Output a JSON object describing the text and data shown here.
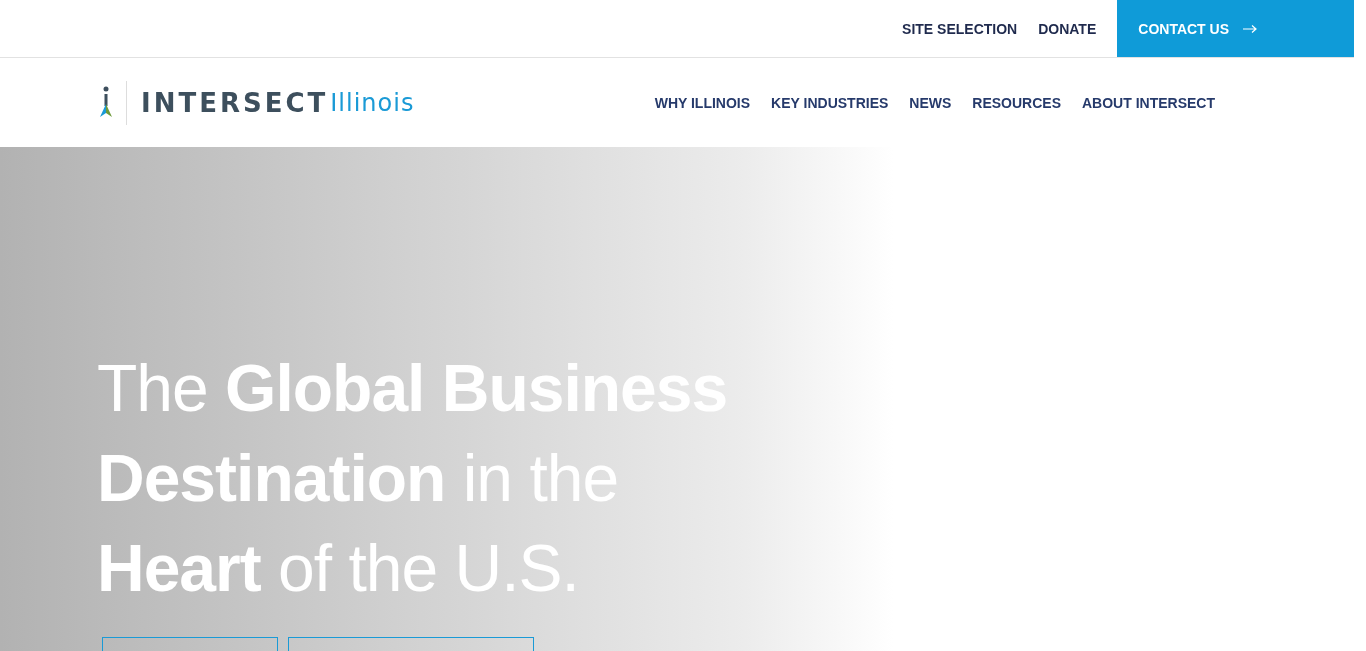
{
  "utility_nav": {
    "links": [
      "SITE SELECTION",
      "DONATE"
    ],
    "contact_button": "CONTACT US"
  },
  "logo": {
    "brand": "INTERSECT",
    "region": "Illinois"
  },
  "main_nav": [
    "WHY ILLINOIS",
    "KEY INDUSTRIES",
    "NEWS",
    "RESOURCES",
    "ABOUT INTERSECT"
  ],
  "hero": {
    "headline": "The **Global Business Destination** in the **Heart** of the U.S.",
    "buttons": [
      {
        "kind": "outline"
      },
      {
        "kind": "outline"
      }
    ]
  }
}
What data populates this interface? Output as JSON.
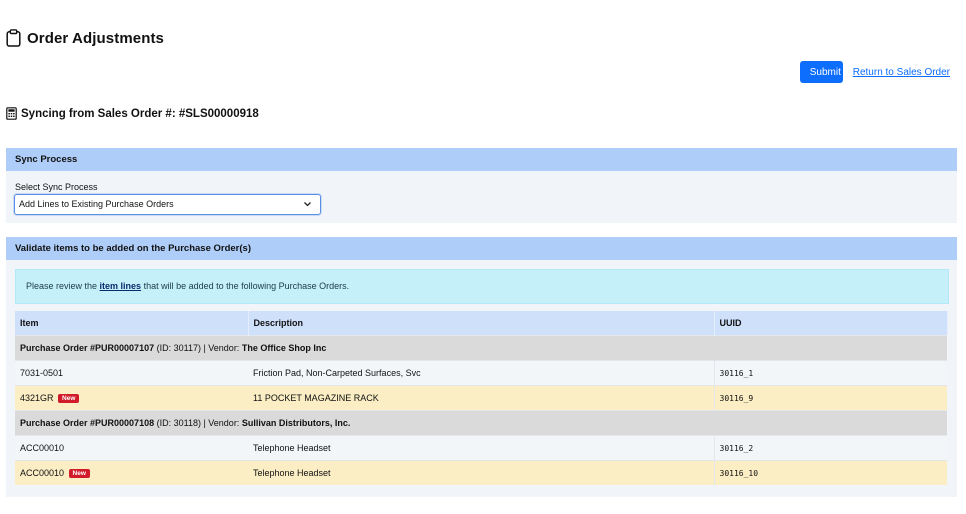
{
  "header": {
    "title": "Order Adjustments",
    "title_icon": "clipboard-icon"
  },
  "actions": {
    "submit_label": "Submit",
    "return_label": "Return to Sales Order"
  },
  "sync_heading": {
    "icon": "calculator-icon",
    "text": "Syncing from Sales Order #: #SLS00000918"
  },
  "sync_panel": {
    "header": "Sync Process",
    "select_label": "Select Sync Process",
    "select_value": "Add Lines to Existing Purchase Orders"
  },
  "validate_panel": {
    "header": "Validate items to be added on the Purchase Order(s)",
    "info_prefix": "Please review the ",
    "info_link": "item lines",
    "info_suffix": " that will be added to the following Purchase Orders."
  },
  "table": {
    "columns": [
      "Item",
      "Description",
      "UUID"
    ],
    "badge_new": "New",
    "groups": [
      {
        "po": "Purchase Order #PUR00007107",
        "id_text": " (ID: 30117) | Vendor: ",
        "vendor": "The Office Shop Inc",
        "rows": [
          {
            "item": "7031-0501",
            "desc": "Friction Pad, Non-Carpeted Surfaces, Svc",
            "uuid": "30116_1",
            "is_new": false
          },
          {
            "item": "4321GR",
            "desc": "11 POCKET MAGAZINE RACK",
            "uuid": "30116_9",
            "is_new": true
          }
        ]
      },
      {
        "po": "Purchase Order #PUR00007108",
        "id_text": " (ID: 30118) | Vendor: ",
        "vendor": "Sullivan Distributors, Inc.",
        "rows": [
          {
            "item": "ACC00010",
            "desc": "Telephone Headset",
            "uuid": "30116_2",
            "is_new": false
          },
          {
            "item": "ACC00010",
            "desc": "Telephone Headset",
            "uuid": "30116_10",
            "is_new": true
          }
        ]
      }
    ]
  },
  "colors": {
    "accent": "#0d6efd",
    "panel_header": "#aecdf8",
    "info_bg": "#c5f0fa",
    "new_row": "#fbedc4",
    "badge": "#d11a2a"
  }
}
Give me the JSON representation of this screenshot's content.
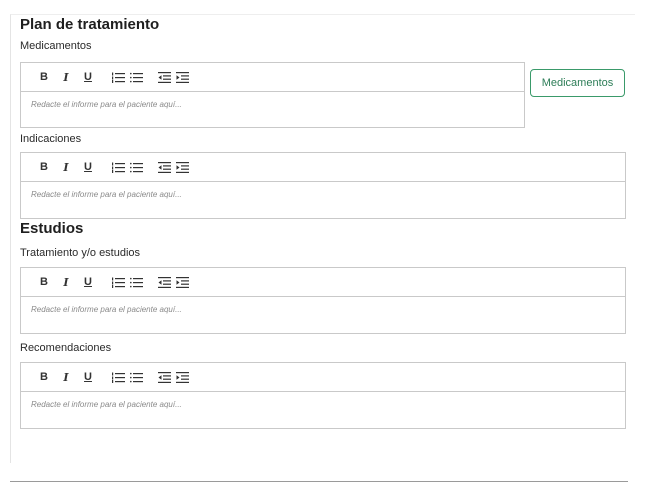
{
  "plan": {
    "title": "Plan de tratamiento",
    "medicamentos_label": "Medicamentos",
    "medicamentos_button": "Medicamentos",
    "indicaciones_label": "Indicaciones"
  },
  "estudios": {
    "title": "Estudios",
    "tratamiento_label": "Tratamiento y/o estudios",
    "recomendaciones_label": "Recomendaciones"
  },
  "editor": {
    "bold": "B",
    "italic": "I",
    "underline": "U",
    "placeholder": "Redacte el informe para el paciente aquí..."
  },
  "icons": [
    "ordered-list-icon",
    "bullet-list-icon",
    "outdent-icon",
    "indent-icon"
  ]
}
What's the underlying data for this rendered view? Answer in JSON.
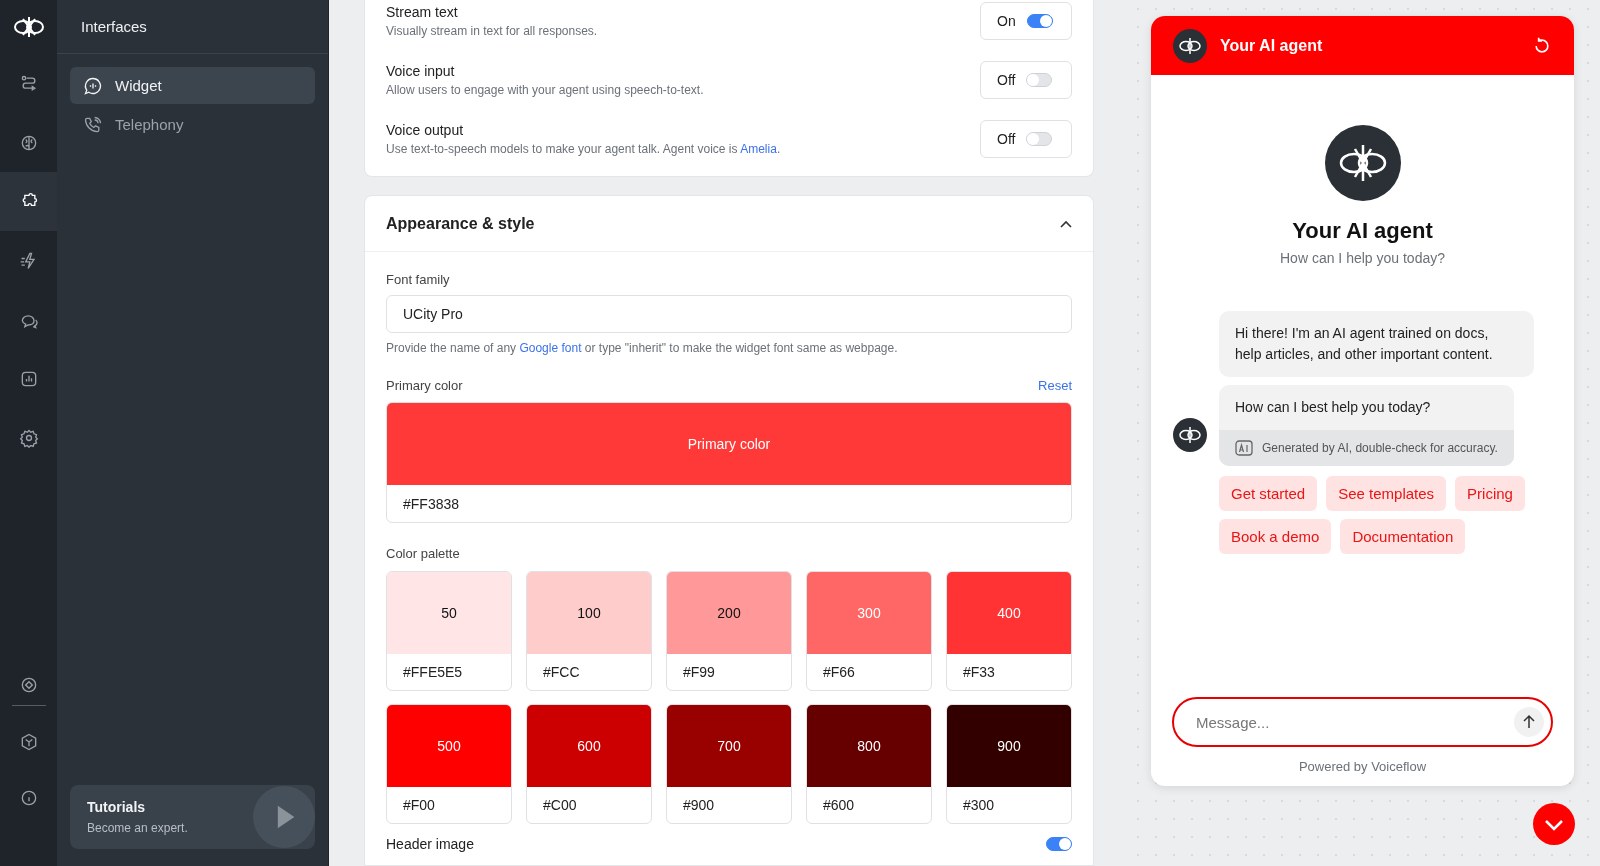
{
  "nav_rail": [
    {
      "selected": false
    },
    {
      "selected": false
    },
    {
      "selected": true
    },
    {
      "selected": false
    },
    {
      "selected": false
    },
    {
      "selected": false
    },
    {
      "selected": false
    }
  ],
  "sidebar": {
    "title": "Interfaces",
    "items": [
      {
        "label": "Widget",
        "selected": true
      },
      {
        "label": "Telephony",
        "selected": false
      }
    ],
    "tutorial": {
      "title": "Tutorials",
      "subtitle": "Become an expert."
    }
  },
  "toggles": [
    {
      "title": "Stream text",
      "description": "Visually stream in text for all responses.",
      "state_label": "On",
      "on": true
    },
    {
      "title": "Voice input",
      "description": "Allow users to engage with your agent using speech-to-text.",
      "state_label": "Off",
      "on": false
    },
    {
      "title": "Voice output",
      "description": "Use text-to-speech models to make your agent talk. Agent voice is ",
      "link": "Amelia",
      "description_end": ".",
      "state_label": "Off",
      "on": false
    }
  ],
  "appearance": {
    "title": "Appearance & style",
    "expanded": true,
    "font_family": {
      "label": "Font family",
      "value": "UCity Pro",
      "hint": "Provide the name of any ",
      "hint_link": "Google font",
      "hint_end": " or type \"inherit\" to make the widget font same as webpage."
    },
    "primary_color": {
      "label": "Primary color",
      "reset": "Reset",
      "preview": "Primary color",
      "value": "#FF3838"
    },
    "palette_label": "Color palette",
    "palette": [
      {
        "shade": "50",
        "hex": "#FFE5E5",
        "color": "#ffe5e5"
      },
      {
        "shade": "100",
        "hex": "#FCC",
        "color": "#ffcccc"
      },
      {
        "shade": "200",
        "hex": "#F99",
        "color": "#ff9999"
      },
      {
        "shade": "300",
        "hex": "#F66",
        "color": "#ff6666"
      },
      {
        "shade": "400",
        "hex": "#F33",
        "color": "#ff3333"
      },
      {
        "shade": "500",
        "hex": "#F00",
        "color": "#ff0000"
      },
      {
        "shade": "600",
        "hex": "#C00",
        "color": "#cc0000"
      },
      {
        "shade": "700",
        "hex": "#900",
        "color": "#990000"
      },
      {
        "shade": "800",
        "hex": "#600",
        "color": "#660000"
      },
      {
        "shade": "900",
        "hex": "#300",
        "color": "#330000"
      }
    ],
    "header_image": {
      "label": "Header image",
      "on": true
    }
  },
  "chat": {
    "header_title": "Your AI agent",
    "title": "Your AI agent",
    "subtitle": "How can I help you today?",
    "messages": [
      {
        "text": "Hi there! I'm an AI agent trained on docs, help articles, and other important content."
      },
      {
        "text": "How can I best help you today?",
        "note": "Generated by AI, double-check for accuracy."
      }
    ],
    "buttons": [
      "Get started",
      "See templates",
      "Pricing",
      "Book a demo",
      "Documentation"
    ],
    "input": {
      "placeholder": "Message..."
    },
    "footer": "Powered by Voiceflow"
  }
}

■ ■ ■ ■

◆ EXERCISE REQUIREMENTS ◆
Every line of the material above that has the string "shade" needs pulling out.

◆ EXERCISE RESPONSE ◆
        "shade": "50",
        "shade": "100",
        "shade": "200",
        "shade": "300",
        "shade": "400",
        "shade": "500",
        "shade": "600",
        "shade": "700",
        "shade": "800",
        "shade": "900",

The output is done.